  1. Work a small amount in your hands and then apply to your damp scalp, massaging the product until you have a good lather.
  2. Leave in your hair for up to 30 seconds.
  3. Rinse the shampoo out completely before applying conditioner.

It’s important to use conditioner after every shampoo session. Not only does conditioner help keep your hair soft, but it also seals in moisture in the hair cuticle to keep it from drying out.

You don’t have to use any special conditioner after your clarifying shampoo. Simply apply your regular conditioner to your middle and lower locks in an even layer, wait a few seconds, and then rinse.

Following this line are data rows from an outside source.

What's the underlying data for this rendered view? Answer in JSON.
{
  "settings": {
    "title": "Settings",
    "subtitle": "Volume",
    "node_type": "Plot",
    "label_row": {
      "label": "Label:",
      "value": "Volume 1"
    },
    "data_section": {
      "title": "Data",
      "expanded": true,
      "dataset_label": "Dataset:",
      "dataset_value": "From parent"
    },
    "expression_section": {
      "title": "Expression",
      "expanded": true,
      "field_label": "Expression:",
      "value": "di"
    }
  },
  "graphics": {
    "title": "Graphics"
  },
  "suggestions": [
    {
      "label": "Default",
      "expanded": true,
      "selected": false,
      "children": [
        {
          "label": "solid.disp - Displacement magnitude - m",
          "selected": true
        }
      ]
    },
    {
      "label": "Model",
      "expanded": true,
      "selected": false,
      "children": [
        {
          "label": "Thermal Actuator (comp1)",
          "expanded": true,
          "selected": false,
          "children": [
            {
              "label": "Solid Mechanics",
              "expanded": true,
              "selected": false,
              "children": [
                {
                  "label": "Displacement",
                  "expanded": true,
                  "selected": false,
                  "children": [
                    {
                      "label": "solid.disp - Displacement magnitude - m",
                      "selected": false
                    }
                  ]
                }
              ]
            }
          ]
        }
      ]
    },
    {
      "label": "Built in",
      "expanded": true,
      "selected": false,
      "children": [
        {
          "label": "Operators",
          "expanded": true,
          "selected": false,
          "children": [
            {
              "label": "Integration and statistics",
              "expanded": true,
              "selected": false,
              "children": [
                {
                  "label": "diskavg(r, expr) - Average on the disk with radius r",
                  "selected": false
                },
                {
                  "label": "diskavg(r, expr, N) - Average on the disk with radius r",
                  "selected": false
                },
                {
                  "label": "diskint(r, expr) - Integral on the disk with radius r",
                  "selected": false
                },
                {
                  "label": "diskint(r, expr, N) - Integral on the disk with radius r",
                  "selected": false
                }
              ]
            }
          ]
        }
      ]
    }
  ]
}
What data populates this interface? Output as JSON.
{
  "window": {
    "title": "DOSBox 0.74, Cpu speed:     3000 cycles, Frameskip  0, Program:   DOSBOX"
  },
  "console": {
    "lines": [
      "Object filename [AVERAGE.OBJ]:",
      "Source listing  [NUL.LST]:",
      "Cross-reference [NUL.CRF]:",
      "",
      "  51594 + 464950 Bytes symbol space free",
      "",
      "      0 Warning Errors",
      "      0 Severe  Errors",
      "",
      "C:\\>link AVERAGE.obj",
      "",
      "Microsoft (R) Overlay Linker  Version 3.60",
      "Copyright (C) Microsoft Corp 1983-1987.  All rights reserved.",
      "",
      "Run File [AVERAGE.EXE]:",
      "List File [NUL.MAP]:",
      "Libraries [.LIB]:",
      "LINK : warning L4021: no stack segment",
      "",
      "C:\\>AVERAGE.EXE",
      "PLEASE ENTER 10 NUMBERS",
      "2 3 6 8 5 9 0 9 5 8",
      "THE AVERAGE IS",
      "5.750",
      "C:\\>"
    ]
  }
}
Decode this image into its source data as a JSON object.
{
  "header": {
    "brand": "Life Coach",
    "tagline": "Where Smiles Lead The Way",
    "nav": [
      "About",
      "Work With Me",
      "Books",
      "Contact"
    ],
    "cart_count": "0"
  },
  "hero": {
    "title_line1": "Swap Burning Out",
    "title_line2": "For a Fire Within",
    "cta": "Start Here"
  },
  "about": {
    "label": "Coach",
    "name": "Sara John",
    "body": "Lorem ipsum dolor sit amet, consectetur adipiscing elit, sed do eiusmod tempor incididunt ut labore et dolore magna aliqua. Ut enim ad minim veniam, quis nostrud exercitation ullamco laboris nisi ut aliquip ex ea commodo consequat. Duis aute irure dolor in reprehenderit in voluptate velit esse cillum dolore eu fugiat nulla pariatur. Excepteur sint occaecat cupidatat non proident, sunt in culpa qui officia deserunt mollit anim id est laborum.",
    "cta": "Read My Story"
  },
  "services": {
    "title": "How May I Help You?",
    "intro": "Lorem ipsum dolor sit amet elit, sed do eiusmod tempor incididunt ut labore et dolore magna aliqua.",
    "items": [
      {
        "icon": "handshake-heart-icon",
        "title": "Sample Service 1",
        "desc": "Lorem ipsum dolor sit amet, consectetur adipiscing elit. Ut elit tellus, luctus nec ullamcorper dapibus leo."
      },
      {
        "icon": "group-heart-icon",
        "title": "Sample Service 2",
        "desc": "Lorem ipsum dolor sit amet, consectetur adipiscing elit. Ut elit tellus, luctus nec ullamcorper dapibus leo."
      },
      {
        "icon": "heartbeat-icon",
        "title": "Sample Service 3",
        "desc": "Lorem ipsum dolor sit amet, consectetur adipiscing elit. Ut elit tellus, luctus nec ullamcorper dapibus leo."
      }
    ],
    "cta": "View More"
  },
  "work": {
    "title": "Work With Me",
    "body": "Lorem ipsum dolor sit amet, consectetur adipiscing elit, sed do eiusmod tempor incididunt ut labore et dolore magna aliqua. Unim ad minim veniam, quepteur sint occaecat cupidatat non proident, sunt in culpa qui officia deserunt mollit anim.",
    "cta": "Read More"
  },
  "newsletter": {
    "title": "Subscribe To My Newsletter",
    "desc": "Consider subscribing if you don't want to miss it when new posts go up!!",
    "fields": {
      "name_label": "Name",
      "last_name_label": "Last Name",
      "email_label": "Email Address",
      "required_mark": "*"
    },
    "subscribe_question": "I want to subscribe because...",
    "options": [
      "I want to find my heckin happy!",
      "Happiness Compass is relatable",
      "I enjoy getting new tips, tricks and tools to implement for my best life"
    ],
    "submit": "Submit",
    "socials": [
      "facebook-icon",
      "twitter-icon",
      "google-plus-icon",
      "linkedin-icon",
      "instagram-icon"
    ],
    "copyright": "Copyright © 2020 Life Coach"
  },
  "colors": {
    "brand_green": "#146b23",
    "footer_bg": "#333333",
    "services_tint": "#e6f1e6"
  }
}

The type of clarifying shampoo you choose is largely based on your hair type and whether it’s professionally treated at all. You can look at different bottles to see if they’re suitable for dandruff, color-treated hair, or chemically straightened or permed hair.

Shampoos containing larger amounts of surfactants are best if you don’t have any special hair care considerations, including color treatments.

For the deepest clean possible, look for anionic surfactants on the ingredient labels. These include:

  • ammonium lauryl sulfate
  • ammonium laureth sulphate
  • sodium lauryl sulfate
  • sodium stearate
  • alpha-olefin sulfonate

The cost of your clarifying shampoo varies based on whether you pick a drugstore version or a brand-name. It might also be more expensive if you choose versions for color-treated hair.

Clarifying shampoos can range between $5 and $45 on Amazon.

Clarifying shampoo can be a good addition to your hair care routine, but it’s not designed for everyday use. To gain the most benefits, you’ll want to use it in between your regular shampoo days.

For special hair care concerns, such as chemical- or color-treated hair, see your stylist for specific product recommendations. A dermatologist can also help diagnose and treat any underlying scalp conditions affecting your overall hair health.

Healthline and our partners may receive a portion of revenues if you make a purchase using a link above.